PROBLEM DETAILS -> Your task is to count the lines of the records that contain "domain". Answer with the number and nothing else.

=== GIVEN DATA ===

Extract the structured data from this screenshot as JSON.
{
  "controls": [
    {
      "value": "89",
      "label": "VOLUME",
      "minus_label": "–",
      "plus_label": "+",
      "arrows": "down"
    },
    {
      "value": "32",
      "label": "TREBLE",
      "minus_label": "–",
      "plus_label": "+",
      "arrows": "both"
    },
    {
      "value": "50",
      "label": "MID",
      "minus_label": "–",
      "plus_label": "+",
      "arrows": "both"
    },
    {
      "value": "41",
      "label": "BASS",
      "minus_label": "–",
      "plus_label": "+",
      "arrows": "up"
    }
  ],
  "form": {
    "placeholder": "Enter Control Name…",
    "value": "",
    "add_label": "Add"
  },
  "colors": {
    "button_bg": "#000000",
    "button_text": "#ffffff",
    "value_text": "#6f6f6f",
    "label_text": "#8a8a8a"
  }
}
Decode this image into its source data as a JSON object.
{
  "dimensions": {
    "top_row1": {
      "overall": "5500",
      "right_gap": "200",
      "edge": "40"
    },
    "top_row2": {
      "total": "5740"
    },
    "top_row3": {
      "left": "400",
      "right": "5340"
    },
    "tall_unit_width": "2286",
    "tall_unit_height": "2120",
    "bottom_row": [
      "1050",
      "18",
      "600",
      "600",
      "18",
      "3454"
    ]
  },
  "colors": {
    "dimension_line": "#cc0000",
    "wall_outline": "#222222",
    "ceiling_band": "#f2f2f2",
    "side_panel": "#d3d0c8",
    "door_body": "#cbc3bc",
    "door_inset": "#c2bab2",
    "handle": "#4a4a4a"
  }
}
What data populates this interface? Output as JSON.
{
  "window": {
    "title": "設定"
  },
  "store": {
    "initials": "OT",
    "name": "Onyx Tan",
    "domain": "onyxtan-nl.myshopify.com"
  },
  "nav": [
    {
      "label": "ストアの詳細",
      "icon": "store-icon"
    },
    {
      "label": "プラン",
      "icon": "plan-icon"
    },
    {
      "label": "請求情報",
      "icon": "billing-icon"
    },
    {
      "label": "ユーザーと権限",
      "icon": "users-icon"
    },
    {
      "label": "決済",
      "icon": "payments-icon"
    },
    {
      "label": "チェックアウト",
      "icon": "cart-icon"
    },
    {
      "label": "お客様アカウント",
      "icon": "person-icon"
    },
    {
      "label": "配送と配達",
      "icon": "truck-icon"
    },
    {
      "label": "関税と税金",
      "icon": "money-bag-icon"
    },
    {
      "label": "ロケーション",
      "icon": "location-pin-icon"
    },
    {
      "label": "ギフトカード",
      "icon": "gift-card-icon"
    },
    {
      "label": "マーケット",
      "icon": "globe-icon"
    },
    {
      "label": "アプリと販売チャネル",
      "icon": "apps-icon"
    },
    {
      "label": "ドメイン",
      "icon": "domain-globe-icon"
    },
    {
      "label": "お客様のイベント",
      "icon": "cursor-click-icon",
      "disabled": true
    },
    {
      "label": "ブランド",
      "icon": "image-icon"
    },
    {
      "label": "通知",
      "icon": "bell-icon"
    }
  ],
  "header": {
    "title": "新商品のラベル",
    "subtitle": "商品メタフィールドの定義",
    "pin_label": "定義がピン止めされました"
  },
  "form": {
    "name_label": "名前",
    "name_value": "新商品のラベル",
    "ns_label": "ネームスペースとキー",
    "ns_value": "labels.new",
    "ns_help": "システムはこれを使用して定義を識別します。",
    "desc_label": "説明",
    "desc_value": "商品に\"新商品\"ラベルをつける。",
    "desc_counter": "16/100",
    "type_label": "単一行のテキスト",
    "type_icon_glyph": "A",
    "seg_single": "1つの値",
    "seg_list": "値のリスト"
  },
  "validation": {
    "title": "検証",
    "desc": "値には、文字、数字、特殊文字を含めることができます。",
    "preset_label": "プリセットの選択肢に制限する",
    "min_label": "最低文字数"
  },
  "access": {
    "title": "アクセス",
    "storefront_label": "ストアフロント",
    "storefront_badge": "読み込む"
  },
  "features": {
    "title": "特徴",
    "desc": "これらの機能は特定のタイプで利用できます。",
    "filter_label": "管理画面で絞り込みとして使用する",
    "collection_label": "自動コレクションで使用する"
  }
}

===

ANSWER TO THE EXERCISE -> 2